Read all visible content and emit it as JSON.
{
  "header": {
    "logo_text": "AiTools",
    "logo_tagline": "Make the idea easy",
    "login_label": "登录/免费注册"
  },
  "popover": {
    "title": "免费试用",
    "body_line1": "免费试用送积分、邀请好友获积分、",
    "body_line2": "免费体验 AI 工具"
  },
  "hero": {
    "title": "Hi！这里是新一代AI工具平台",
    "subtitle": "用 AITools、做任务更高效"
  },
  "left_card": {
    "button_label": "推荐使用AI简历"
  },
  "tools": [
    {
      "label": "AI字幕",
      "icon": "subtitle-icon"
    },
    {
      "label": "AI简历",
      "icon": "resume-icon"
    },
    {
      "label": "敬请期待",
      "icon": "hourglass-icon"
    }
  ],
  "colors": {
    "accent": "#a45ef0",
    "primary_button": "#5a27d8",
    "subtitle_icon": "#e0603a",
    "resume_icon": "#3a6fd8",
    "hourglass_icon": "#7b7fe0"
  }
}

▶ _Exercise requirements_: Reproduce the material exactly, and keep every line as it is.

▶ _Answer space_:
Read all visible content and emit it as JSON.
{
  "header": {
    "logo_text": "AiTools",
    "logo_tagline": "Make the idea easy",
    "login_label": "登录/免费注册"
  },
  "popover": {
    "title": "免费试用",
    "body_line1": "免费试用送积分、邀请好友获积分、",
    "body_line2": "免费体验 AI 工具"
  },
  "hero": {
    "title": "Hi！这里是新一代AI工具平台",
    "subtitle": "用 AITools、做任务更高效"
  },
  "left_card": {
    "button_label": "推荐使用AI简历"
  },
  "tools": [
    {
      "label": "AI字幕",
      "icon": "subtitle-icon"
    },
    {
      "label": "AI简历",
      "icon": "resume-icon"
    },
    {
      "label": "敬请期待",
      "icon": "hourglass-icon"
    }
  ],
  "colors": {
    "accent": "#a45ef0",
    "primary_button": "#5a27d8",
    "subtitle_icon": "#e0603a",
    "resume_icon": "#3a6fd8",
    "hourglass_icon": "#7b7fe0"
  }
}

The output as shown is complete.